Memory cards are some of the most important pieces of gear that you need to consider. The last thing that you want is to have a card with a whole project shoot just randomly corrupting on you.
There’s loads of memory cards in the market. There’s good ones, there’s bad ones. There’s the fast ones and the slow ones. And then there’s different types of memory cards.
SD and micro SD cards, there’s compact Flash cards and CFast and XQD cards
SD and microSd cards are basically the same except that SD cards are bigger and used in more consumer level cameras where as microSD cards are used in smaller cameras such as mobiles, gopros and drones.
MicroSDs come with adaptors that essentially turns them into an SD card so a lot beginners who need an SD card will opt to get a microSD with an adaptor because it’s much cheaper but this is a huge mistake and you should avoid it. The reason why is because having the microSD card reader in the equation slows down the writing speed of the camera onto the memory card and becomes a bottle neck, so ultimately you end up with a slow card.
The next type of card is a compact flash which is a faster and more reliable card that’s used for more semi pro cameras.
Finally are the Cfast and XQD cards that are the fastest and most reliable but are super expensive. And are used in the pro and cinema line cameras.
Selecting a compact flash, cfast or xqd card is quite easy.
The complex ones, as well as the ones that most of you will use are the SD cards. So let’s talk about them. When selecting an SD card, the first thing you want to look at is the brand. If it’s a known brand, then it’ll be a reliable card and won’t end up randomly getting corrupted. My preferred brands are sandisk, Lexar or sony.
Now, when you look at an SD card, there’s all these symbols and numbers written on the card. So what do each of them mean.
HC or XC – This just basically means how big the card is. HC cards are available to a maximum of 32gb where as XC are available to a maximum of 512gb.
This leads me to the next number which is the size of the memory card. Now you could choose a size depending on your shoot and how much you’re willing to spend. For me, I follow this one guideline. How much data am I willing to lose if a full memory corrupted on my shoot. Now if you have a 512gb card, that’s a lot of data! So I usually opt for 64gb cards.
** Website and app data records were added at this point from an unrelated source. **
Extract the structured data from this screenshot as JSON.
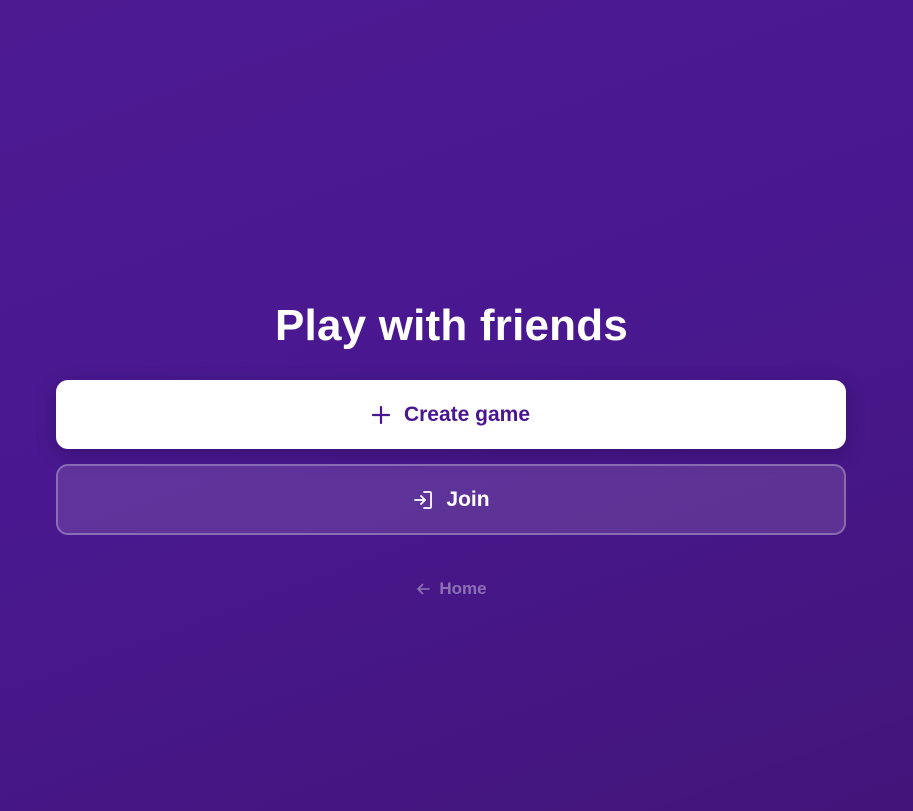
{
  "page": {
    "title": "Play with friends"
  },
  "actions": {
    "create_label": "Create game",
    "create_icon": "plus-icon",
    "join_label": "Join",
    "join_icon": "login-icon"
  },
  "nav": {
    "home_label": "Home",
    "home_icon": "arrow-left-icon"
  },
  "colors": {
    "background": "#4a1790",
    "accent": "#4a1590",
    "button_primary_bg": "#ffffff",
    "text_light": "#ffffff"
  }
}
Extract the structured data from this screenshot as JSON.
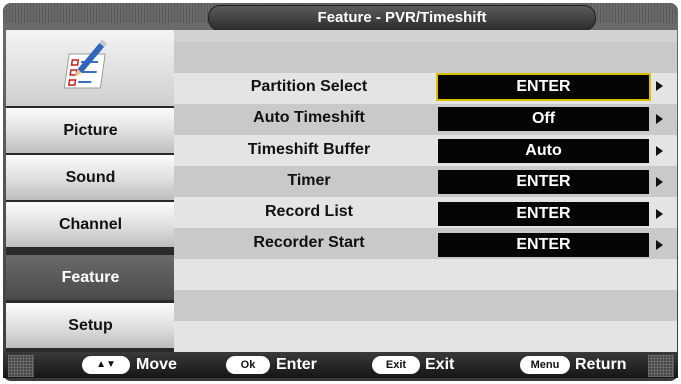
{
  "title": "Feature - PVR/Timeshift",
  "sidebar": {
    "icon": "checklist-pencil-icon",
    "items": [
      {
        "label": "Picture",
        "active": false
      },
      {
        "label": "Sound",
        "active": false
      },
      {
        "label": "Channel",
        "active": false
      },
      {
        "label": "Feature",
        "active": true
      },
      {
        "label": "Setup",
        "active": false
      }
    ]
  },
  "menu": {
    "rows": [
      {
        "label": "Partition Select",
        "value": "ENTER",
        "focused": true
      },
      {
        "label": "Auto Timeshift",
        "value": "Off",
        "focused": false
      },
      {
        "label": "Timeshift Buffer",
        "value": "Auto",
        "focused": false
      },
      {
        "label": "Timer",
        "value": "ENTER",
        "focused": false
      },
      {
        "label": "Record List",
        "value": "ENTER",
        "focused": false
      },
      {
        "label": "Recorder Start",
        "value": "ENTER",
        "focused": false
      }
    ]
  },
  "hints": {
    "move_key": "▲▼",
    "move": "Move",
    "ok_key": "Ok",
    "enter": "Enter",
    "exit_key": "Exit",
    "exit": "Exit",
    "menu_key": "Menu",
    "return": "Return"
  },
  "colors": {
    "focus_border": "#d8c200",
    "active_tab": "#5a5a5a",
    "value_box": "#050505"
  }
}
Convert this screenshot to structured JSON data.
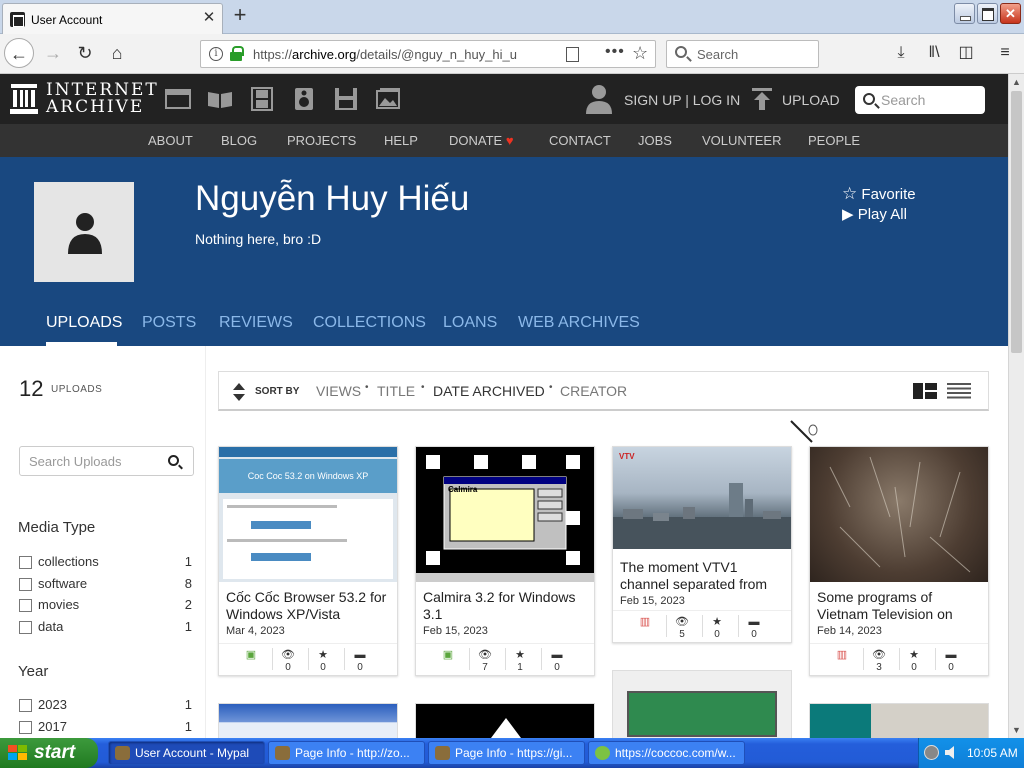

The Next symbol is MB/S. This is the maximum read speed of the card. I usually opt for cards that are 95mb/s and above.
The next symbol is the C with a number in it. This is the class of the card and determines the write speed per second of the card. I opt for class 10 cards which write at a minimum of 10mb/s. These are the fastest.
Finally is the U with a 1 or 3 in it. This is the minimum sustained write speeds. U1 writes at a sustained minimum speed of 10mb/s while u3 writes at a sustained minimum speed of 30mb/s. Again, I opt for the faster one which is u3. Again, I’d opt for u3.
Now I’m recommending the highest and fastest memory cards, which will ultimately be quite pricey, but this is for a few reasons.
You want to get a fast card especially if you have a higher end or newer camera. That’s because as technology advances, files are getting larger and if you’re planning to take advantage of slow motion 60fps,120fps or high resolutions like 4k or even higher, then you’ll need a fast SD card to keep up with your camera. Slower cards aren’t compatible with newer cameras too. So that also means, if you’re planning to ugrade your camera in the future, the last thing you’ll need to think about is your memory card compatability. So it’s better to get the best one time
Finally, the transfer speeds will save you so much time.
Note – Selecting a wrong SD card, usually the slower cheaper ones will cause random cuts while you’re recording on camera and you will keep wondering if your camera has an issue. In reality, it’s your card that is the problem.